Female Genital Mutilation (FGM) is a worldwide plague affecting 29 countries at least. In Africa it is ingrained in the society. Nigeria's Government outlawed it in May 2015, but doubts remain whether this will actually improve on Nigerian women's conditions and refresh the African debate on FGM
by Pietro Dionisio
Degree in Political Science, International Relations
Cesare Alfieri School, University of Florence, Italy
Female Genital Mutilation in Nigeria: is it over?
In Nigeria almost 19,9 million out of 86,9 million girls and women underwent Female Genital Mutilation (FGM) in 2013.
In this Country the practice is deeply rooted in social beliefs and its origin is shrouded in uncertainty either as an initiation ceremony of young girls into womanhood or a tool to ensure virginity, curb promiscuity, and protect female modesty and chastity as well. Due to its strong religious nature, it is not easy to identify a single practice bound up with FGM.
Finally, the practice was banned on 25 May 2015 when the former President Goodluck Jonathan signed the “Violence Against Persons (Prohibition) Act, 2015” as a move aimed to eliminate violence in private and public life by banning any form of physical, sexual, psychological, and domestic assault, along with harmful and discriminatory practices, while inflicting proper punishment on offenders and providing maximum protection and effective remedies for victims.
As such, based on its 6th article stating that “the circumcision or genital mutilation of the girl child or woman is hereby prohibited”, the Act prohibits FGM in the whole Nigerian Federation.
Despite optimism that the Act will allow women and girls to escape FGM, doubts remain whether it will be enforced throughout Country and entail adequate punishment on offenders.
Admittedly, the May move is not new to many states in the Country which signed a bill criminalizing FGM several years ago. Since the Edo State outlawed the practice in 1999, other states, e.g. Rivers, Ogun, Osun, Cross River and Bayelsa among others, did the same, wherein Section 34(1)(a) of the 1999 Constitution of the Federal Republic of Nigeria was the basis for banning the practice nationwide. It states, indeed, that “Every individual is entitled to respect for the dignity of his person, and accordingly; no person shall be subject to torture or to inhuman or degrading treatment”.
Unfortunately, available data show that FGM continues to be practiced at a constant frequency over the years. Indeed, despite legislation, this practice has been uninterrupted due to the lack of law enforcement and effective measures of punishment.
The prevalence of FGM significantly varies by state. In the states cited above, the percentage of girls and women aged 15 to 49 years who have undergone FGM remains high (between 26 per cent and 50 per cent), with the Osun State ranking higher (51 per cent to 80 per cent).

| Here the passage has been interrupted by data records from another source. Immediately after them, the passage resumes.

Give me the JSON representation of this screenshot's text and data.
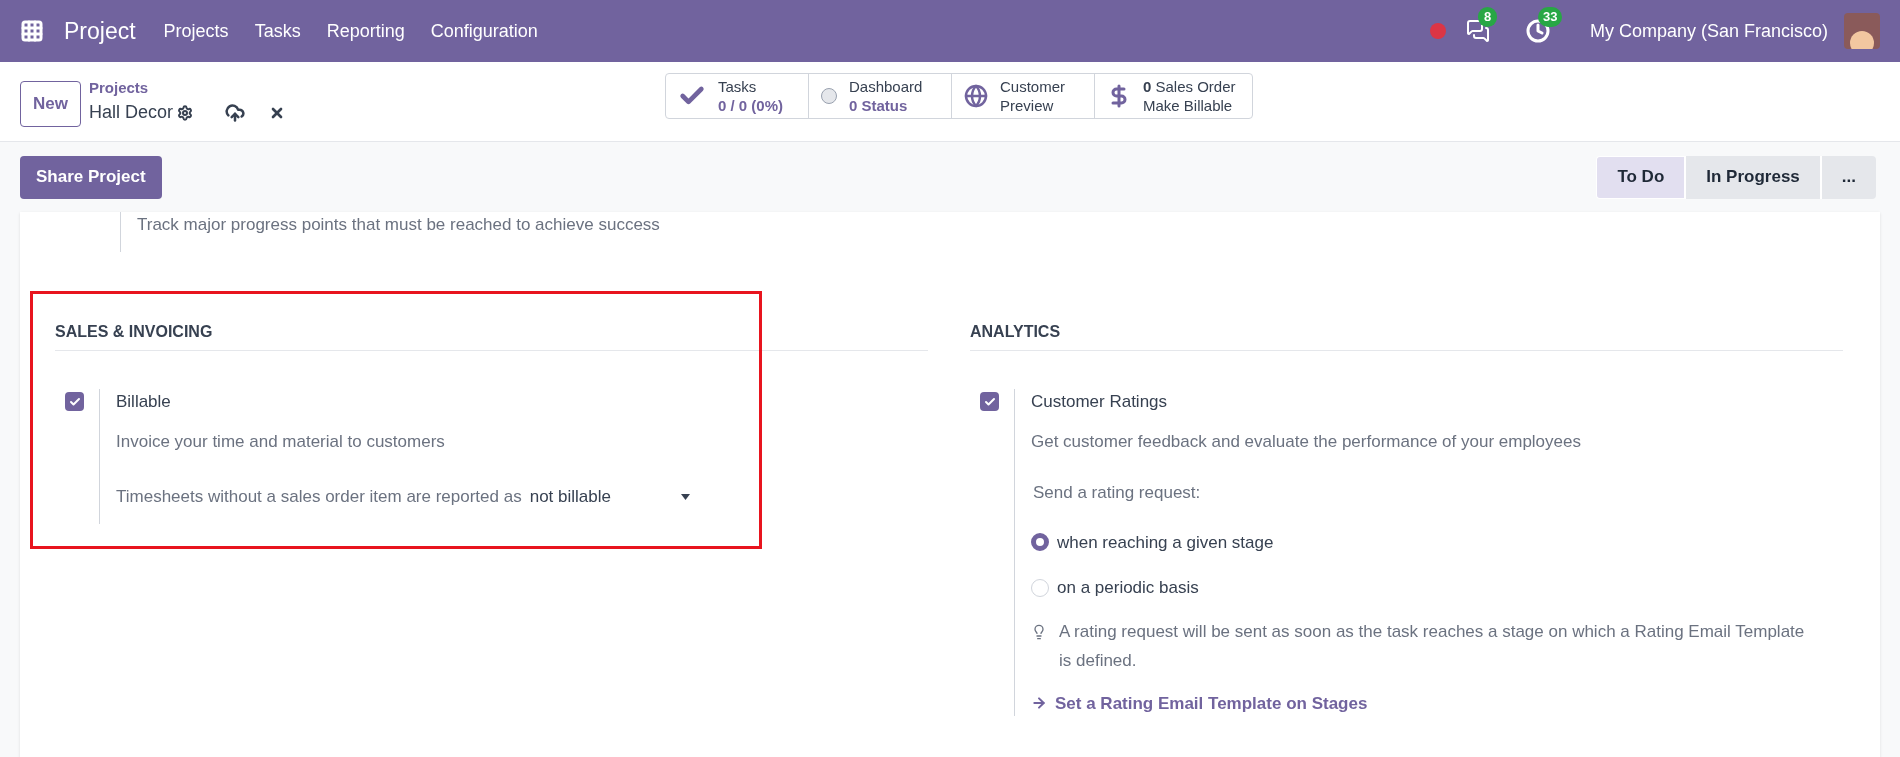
{
  "navbar": {
    "app_name": "Project",
    "menu": [
      "Projects",
      "Tasks",
      "Reporting",
      "Configuration"
    ],
    "messages_count": "8",
    "activities_count": "33",
    "company": "My Company (San Francisco)"
  },
  "control_panel": {
    "new_button": "New",
    "breadcrumb": "Projects",
    "record_name": "Hall Decor",
    "stat_buttons": [
      {
        "kind": "tasks",
        "line_1": "Tasks",
        "line_2": "0 / 0 (0%)"
      },
      {
        "kind": "dashboard",
        "line_1": "Dashboard",
        "line_2": "0 Status"
      },
      {
        "kind": "preview",
        "line_1": "Customer",
        "line_2": "Preview"
      },
      {
        "kind": "sales",
        "line_1": "**0** Sales Order",
        "line_2": "Make Billable"
      }
    ]
  },
  "action_button": "Share Project",
  "stages": [
    {
      "label": "To Do",
      "selected": true
    },
    {
      "label": "In Progress",
      "selected": false
    },
    {
      "label": "...",
      "selected": false
    }
  ],
  "previous_setting_text": "Track major progress points that must be reached to achieve success",
  "sections": [
    {
      "title": "SALES & INVOICING",
      "highlighted": true,
      "setting": {
        "label": "Billable",
        "checked": true,
        "description": "Invoice your time and material to customers",
        "field_label": "Timesheets without a sales order item are reported as",
        "field_value": "not billable"
      }
    },
    {
      "title": "ANALYTICS",
      "highlighted": false,
      "setting": {
        "label": "Customer Ratings",
        "checked": true,
        "description": "Get customer feedback and evaluate the performance of your employees",
        "prompt": "Send a rating request:",
        "options": [
          {
            "label": "when reaching a given stage",
            "selected": true
          },
          {
            "label": "on a periodic basis",
            "selected": false
          }
        ],
        "hint": "A rating request will be sent as soon as the task reaches a stage on which a Rating Email Template is defined.",
        "link": "Set a Rating Email Template on Stages"
      }
    }
  ]
}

In the face of this, it is a ray of hope that the share of 15-19 years old girls who have undergone FGM is seemingly in decline recently.
Lev Tolstoj in his masterpiece “World and Peace” says “writing laws is easy, but governing is difficult”. As can be seen in this instance, laws are not sufficient if they are not underpinned by a social framework that makes they sustainably work.
Since May 2015, Nigeria has taken a big steps, and hopefully they will translate into a real improvement on Nigerian women’s conditions. Unfortunately, the previous experience of single states leaves more than a doubt for material change. Indeed, due to FGM’s strong religious/cultural nature, laws will expectedly fall short of non-discriminatory targets unless they are supported by strategies to change specific social behavior.
Hence, increasing awareness on health implications of FGM and equipping the law to effectively punish offenders could definitely serve as a deterrent against FGM and its practitioners.
The Nigerian’s ban of FGM could be instrumental to refreshment of the relevant African debate.
In fact, even though several countries passed legislation outlawing FGM (e.g. Benin, Chad, Cote d’Ivoire and Djibouti, among others), FGM still remains a social plague. As such, only 36 out of the 54 African countries have ratified so far the 2003 “Protocol to the African Charter on Human and Peoples’ Rights on the Rights of Women in Africa” banning FGM all over the Continent. Three of them (Botswana, Egypt and Tunisia) have neither ratified nor signed the “Protocol”, while other countries (such as Algeria, Burundi, Chad, Central Africa Republic, Eritrea, Ethiopia, Madagascar, Mauritius, Niger, Sahrawi Arab Democratic Republic, Sierra Leone, Somalia, South Sudan, Sudan and Sao Tome and Principe) have signed but not ratified it yet.
In view of all of the progress yet to be made, it is remarkable that things are changing, even though. In fact, today, a greater percentage of women do not tolerate FGM any longer. Today 62 percent of Nigerian girls and women think that FGM should come to a stop, the ratio is even higher in other countries.
Overall, the framework described here shows that Nigeria’s Act against FGM formalizes the beliefs of arising population providing a credible basis for real change due to changing views not only in the Country but in the whole Africa as well.